The third major challenge is technology. We are 23 years behind in technological development. There are some companies in Zimbabwe that are using outdated software.
The other major structural issue is to do with our politics. We have got a cyclical political base. We go through cycles of crises, every short-term period we encounter a political bomb.
When politics is too cyclical it affects the economy. We have not delinked our politics from the economy so much so that when politics sneezes, the economy does not just catch a cold, but goes straight into intensive care.
Part of the solution to these structural issues is to have a common vision. This country does not have a common vision. That is why at any given time the decision making in government is dialectic — that is reflective of an absence of a common vision.
Q: How are we performing in terms of revenue collection?
Biti: We have met our target of US$120 million revenue collection per month, but for this economy to be normal we must collect about US$300 million per month.
The reason why we are not able to collect the kind of revenue we need is because of the marginal disinvestment and the net effect of the disinvestment is that this economy has been terminal. It has slowly been dying.
Q: But Minister, how can we fail to raise only US$300 million per month when ZMDC and the Mines ministry have confirmed selling diamonds?
Biti: The government of Zimbabwe has not received a single cent from diamond sales. It’s important that we get a certificate from the KP. Our diamonds cannot be categorised as blood diamonds. Blood diamonds are conflict diamonds and used to fuel conflict as in Liberia and Sierra Leone. That is not the case in Zimbabwe.
However, this is not to say that there are no issues of non-compliance around the KP process, alleged issues around forced labour, human rights abuses, smuggling and inconsistent records between what has been exported and what is alleged to have been mined. There is a legal dispute with ACR. All these issues must be resolved in the context of the KP process.

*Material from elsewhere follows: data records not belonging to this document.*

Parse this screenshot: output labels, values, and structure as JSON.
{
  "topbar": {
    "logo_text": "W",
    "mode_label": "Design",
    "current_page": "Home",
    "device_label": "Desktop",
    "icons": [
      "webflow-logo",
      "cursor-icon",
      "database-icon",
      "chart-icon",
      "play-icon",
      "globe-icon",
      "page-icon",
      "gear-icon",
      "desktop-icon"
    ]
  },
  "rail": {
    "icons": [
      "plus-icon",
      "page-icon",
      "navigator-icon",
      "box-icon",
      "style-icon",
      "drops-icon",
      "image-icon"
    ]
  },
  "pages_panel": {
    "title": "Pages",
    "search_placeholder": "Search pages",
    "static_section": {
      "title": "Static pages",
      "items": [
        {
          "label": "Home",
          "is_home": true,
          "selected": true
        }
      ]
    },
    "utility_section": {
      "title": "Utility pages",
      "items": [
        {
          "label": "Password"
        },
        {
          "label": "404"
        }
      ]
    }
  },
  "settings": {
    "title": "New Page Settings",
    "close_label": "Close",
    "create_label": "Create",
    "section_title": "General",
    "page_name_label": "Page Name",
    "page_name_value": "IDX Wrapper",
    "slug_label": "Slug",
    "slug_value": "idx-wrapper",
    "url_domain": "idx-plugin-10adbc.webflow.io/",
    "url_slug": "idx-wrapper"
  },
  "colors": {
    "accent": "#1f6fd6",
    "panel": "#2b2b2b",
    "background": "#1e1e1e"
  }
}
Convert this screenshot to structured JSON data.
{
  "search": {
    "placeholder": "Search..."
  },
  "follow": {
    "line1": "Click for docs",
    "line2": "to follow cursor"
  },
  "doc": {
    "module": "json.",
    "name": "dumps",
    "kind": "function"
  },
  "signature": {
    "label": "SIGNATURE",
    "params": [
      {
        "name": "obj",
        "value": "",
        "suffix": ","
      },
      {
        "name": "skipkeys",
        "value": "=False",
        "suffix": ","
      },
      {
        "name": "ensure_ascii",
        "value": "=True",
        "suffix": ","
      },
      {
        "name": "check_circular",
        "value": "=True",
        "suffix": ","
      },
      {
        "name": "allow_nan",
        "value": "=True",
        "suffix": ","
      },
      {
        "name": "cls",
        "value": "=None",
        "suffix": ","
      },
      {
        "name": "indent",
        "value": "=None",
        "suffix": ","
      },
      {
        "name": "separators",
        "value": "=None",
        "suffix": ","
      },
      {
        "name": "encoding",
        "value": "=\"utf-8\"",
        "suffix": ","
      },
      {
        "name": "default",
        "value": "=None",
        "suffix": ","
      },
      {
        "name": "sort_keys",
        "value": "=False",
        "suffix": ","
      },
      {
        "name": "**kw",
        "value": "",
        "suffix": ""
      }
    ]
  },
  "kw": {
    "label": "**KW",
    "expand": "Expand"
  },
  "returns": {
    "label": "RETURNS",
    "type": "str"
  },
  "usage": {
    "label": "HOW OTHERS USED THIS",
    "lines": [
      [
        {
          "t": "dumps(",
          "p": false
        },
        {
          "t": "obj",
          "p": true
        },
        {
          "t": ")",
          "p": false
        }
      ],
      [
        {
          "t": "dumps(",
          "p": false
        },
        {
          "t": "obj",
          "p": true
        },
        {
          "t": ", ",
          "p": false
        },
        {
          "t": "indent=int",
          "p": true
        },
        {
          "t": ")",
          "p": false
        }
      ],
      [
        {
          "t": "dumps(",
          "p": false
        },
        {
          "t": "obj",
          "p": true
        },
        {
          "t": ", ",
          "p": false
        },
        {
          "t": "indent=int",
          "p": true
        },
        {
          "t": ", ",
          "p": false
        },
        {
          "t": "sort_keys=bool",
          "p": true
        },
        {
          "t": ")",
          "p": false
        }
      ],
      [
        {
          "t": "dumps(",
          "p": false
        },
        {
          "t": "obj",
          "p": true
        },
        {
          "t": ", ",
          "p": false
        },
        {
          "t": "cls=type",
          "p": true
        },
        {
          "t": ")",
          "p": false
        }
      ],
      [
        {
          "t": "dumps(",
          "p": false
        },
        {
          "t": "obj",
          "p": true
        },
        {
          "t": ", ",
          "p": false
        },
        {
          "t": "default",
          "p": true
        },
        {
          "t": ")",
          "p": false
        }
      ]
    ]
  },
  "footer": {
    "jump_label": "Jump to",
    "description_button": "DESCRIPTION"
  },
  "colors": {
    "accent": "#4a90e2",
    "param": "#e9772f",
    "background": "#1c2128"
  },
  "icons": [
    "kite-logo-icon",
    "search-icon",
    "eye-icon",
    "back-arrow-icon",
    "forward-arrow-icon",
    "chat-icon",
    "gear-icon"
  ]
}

The KP must allow us to sell our diamonds, but must then come to Zimbabwe to help resolve these issues. It will be very unfortunate if the KP does not allow us to sell the diamonds because they will be punishing the people of Zimbabwe. We can’t pay for electricity, we can’t pay our civil servants and yet we are sitting on one of the finest find of alluvial diamonds in the history of mankind.
You cannot punish ordinary citizens because of the omissions and commissions of the political leadership. If you have issues with an elite political leadership, allow diamonds to be sold, but rein in on the political elite because they will still sell diamonds outside the KP at the expense of the poor.
Q: As a lawyer, how does the ACR legal issue affect the sale of diamonds from Chiadzwa?
Biti: As a disciple of the rule of law, I believe court orders must be respected. We are in this struggle for the rule of law, democracy and justice, so there should be no excuse for breach of the rule of law.
Q: In the past you have complained about parastatals milking the fiscus, what is the position now?
Biti: The majority of parastatals are ill-run. They are being treated like little kingdoms. The disaster at Noczim proves beyond reasonable doubt that these entities are little fiefdoms of inefficiency and arbitrage.